Constitutional expert Prof Anne Twomey, of Sydney University, described the situation as “bizarre”.
“What on Earth was going on, I don’t know, but the [alleged] secrecy involved in this is just simply bizarre,” she told the ABC.
“If they had done it and made it public, it probably would have been seen pretty reasonable for people, but hiding it?”
Twomey said ministerial appointments would normally be recorded in the government gazette, but that no record of Morrison’s swearing-in appears to be published.
Prof George Williams, a constitutional law expert at the University of NSW, said section 64 of the constitution gives the power to unilaterally swear in a minister to the governor general.
“It’s a little bit ambiguous, it says the governor general can appoint officers, but it doesn’t only say there shall only be one officer or minister,” he said.

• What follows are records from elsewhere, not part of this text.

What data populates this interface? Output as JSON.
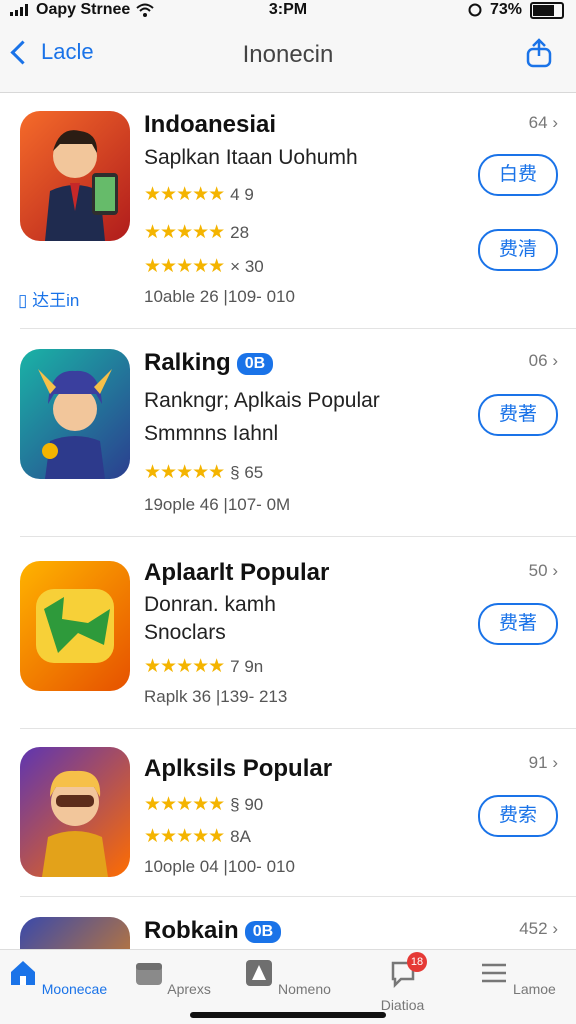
{
  "status": {
    "carrier": "Oapy Strnee",
    "time": "3:PM",
    "battery": "73%"
  },
  "nav": {
    "back_label": "Lacle",
    "title": "Inonecin"
  },
  "apps": [
    {
      "name": "Indoanesiai",
      "subtitle": "Saplkan Itaan Uohumh",
      "subtitle2": "",
      "ratings": [
        "4 9",
        "28",
        "× 30"
      ],
      "meta": "10able 26 |109- 010",
      "rank": "64",
      "buttons": [
        "白费",
        "费清"
      ],
      "side_link": "达王in",
      "badge": ""
    },
    {
      "name": "Ralking",
      "subtitle": "Rankngr; Aplkais Popular",
      "subtitle2": "Smmnns Iahnl",
      "ratings": [
        "§ 65"
      ],
      "meta": "19ople 46 |107- 0M",
      "rank": "06",
      "buttons": [
        "费著"
      ],
      "side_link": "",
      "badge": "0B"
    },
    {
      "name": "Aplaarlt Popular",
      "subtitle": "Donran. kamh",
      "subtitle2": "Snoclars",
      "ratings": [
        "7 9n"
      ],
      "meta": "Raplk 36 |139- 213",
      "rank": "50",
      "buttons": [
        "费著"
      ],
      "side_link": "",
      "badge": ""
    },
    {
      "name": "Aplksils Popular",
      "subtitle": "",
      "subtitle2": "",
      "ratings": [
        "§ 90",
        "8A"
      ],
      "meta": "10ople 04 |100- 010",
      "rank": "91",
      "buttons": [
        "费索"
      ],
      "side_link": "",
      "badge": ""
    },
    {
      "name": "Robkain",
      "subtitle": "",
      "subtitle2": "",
      "ratings": [],
      "meta": "",
      "rank": "452",
      "buttons": [],
      "side_link": "",
      "badge": "0B"
    }
  ],
  "tabs": [
    {
      "label": "Moonecae",
      "icon": "home-icon"
    },
    {
      "label": "Aprexs",
      "icon": "apps-icon"
    },
    {
      "label": "Nomeno",
      "icon": "games-icon"
    },
    {
      "label": "Diatioa",
      "icon": "updates-icon",
      "badge": "18"
    },
    {
      "label": "Lamoe",
      "icon": "menu-icon"
    }
  ],
  "colors": {
    "accent": "#1a73e8",
    "star": "#f4b400",
    "badge": "#e53935"
  }
}
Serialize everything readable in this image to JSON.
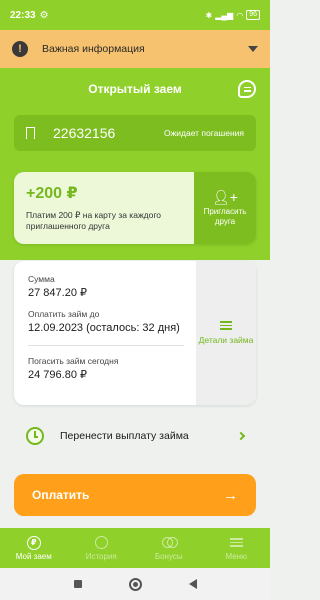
{
  "status_bar": {
    "time": "22:33",
    "battery": "96"
  },
  "notice": {
    "text": "Важная информация"
  },
  "header": {
    "title": "Открытый заем"
  },
  "loan": {
    "number": "22632156",
    "status": "Ожидает погашения"
  },
  "promo": {
    "amount": "+200 ₽",
    "description": "Платим 200 ₽ на карту за каждого приглашенного друга",
    "invite_label": "Пригласить друга"
  },
  "details": {
    "sum_label": "Сумма",
    "sum_value": "27 847.20 ₽",
    "pay_until_label": "Оплатить займ до",
    "pay_until_value": "12.09.2023 (осталось: 32 дня)",
    "today_label": "Погасить займ сегодня",
    "today_value": "24 796.80 ₽",
    "details_link": "Детали займа"
  },
  "postpone": {
    "label": "Перенести выплату займа"
  },
  "pay_button": {
    "label": "Оплатить",
    "arrow": "→"
  },
  "bottom_nav": {
    "items": [
      {
        "label": "Мой заем",
        "icon": "coin-icon"
      },
      {
        "label": "История",
        "icon": "history-icon"
      },
      {
        "label": "Бонусы",
        "icon": "bonus-icon"
      },
      {
        "label": "Меню",
        "icon": "menu-icon"
      }
    ]
  },
  "colors": {
    "brand_green": "#8fd12a",
    "dark_green": "#7dbd1f",
    "accent_orange": "#ff9f1a",
    "notice_orange": "#f6c26f"
  }
}
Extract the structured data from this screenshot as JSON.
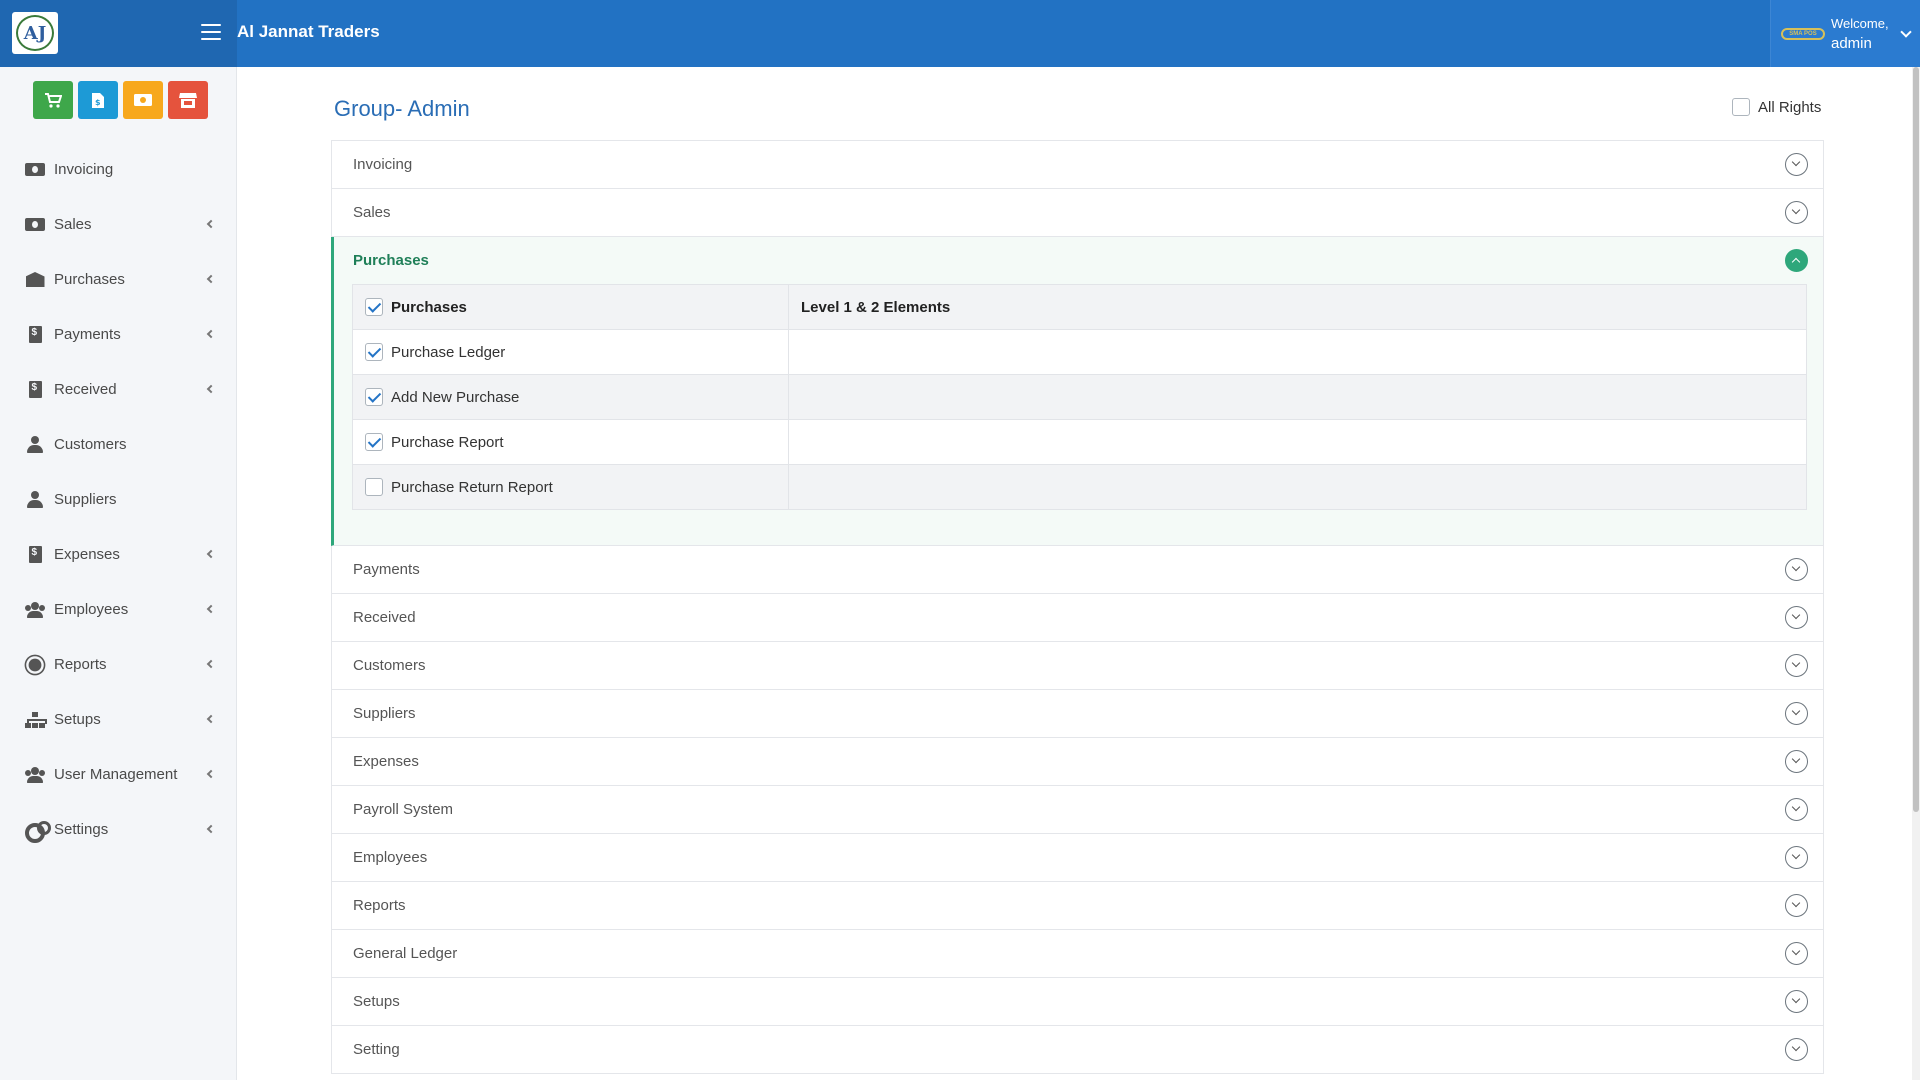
{
  "header": {
    "logo_text": "AJ",
    "app_title": "Al Jannat Traders",
    "pos_badge": "SMA POS",
    "welcome": "Welcome,",
    "username": "admin"
  },
  "sidebar": {
    "quick_actions": [
      {
        "name": "pos",
        "icon": "cart-icon",
        "color": "#3ea74a"
      },
      {
        "name": "invoice",
        "icon": "file-invoice-icon",
        "color": "#1d9ad6"
      },
      {
        "name": "cash",
        "icon": "money-bill-icon",
        "color": "#f7a81d"
      },
      {
        "name": "store",
        "icon": "store-icon",
        "color": "#e5533d"
      }
    ],
    "items": [
      {
        "label": "Invoicing",
        "icon": "money-bill-icon",
        "has_submenu": false
      },
      {
        "label": "Sales",
        "icon": "money-bill-icon",
        "has_submenu": true
      },
      {
        "label": "Purchases",
        "icon": "warehouse-icon",
        "has_submenu": true
      },
      {
        "label": "Payments",
        "icon": "file-invoice-dollar-icon",
        "has_submenu": true
      },
      {
        "label": "Received",
        "icon": "file-invoice-dollar-icon",
        "has_submenu": true
      },
      {
        "label": "Customers",
        "icon": "user-icon",
        "has_submenu": false
      },
      {
        "label": "Suppliers",
        "icon": "user-icon",
        "has_submenu": false
      },
      {
        "label": "Expenses",
        "icon": "file-invoice-dollar-icon",
        "has_submenu": true
      },
      {
        "label": "Employees",
        "icon": "users-cog-icon",
        "has_submenu": true
      },
      {
        "label": "Reports",
        "icon": "gear-icon",
        "has_submenu": true
      },
      {
        "label": "Setups",
        "icon": "sitemap-icon",
        "has_submenu": true
      },
      {
        "label": "User Management",
        "icon": "users-icon",
        "has_submenu": true
      },
      {
        "label": "Settings",
        "icon": "cogs-icon",
        "has_submenu": true
      }
    ]
  },
  "main": {
    "title": "Group- Admin",
    "all_rights_label": "All Rights",
    "all_rights_checked": false,
    "accordion": {
      "before_open": [
        "Invoicing",
        "Sales"
      ],
      "open": {
        "title": "Purchases",
        "header_row": {
          "label": "Purchases",
          "checked": true,
          "col2": "Level 1 & 2 Elements"
        },
        "rows": [
          {
            "label": "Purchase Ledger",
            "checked": true
          },
          {
            "label": "Add New Purchase",
            "checked": true
          },
          {
            "label": "Purchase Report",
            "checked": true
          },
          {
            "label": "Purchase Return Report",
            "checked": false
          }
        ]
      },
      "after_open": [
        "Payments",
        "Received",
        "Customers",
        "Suppliers",
        "Expenses",
        "Payroll System",
        "Employees",
        "Reports",
        "General Ledger",
        "Setups",
        "Setting"
      ]
    }
  },
  "colors": {
    "header_bg": "#2272c3",
    "accent_green": "#2ea77b",
    "title_blue": "#2a6db5"
  }
}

“The constitution doesn’t prevent this happening, but that’s because it’s silent on this and that clause is pretty open ended as to what may happen.”
The immigration minister, Andrew Giles, told Radio National on Monday morning that it was “unclear” what legal basis the former prime minister was operating under.
“What we’ve heard is a repudiation of the cabinet model of government we’ve had in Australia for well over 100 years,” he said.
Joyce, the former Nationals leader and deputy PM under Morrison, said he disagreed with the alleged actions and said he only found out about the arrangements following Morrison swearing himself in as resources minister – the position held by Joyce’s Nationals colleague, Pitt.
“I found out about it, and I disagree with it. I believe in a cabinet system of government where ministers are responsible for their own portfolio. We don’t have a presidential form of government,” Joyce told Sunrise on Monday.
David Littleproud, the current Nationals leader, told Radio National he didn’t know about the alleged arrangements. He called it “pretty ordinary” and “disappointing”.
NDIS minister Bill Shorten was also critical of the reports.
“If you’re going to do things that are unorthodox, you really need to have a very good explanation and I haven’t heard one yet,” he said.
“I don’t know if it’s some messianic complex or he thought he was the Australian version of Kanye, but this is actually a serious matter.”
- Todd and Julie Chrisley told their son Grayson, 16, to guard his 'tender heart' amid legal troubles
- The Dobbs Decision Has Unleashed Legal Chaos for Doctors and Patients
- Todd and Julie Chrisley Told 16-Year-Old Son Grayson to Protect His 'Tender Heart' amid Family Legal Woes
- Pritzker asks for more federal money to states with abortion access
- Germany plans to ease rules for legal changes of gender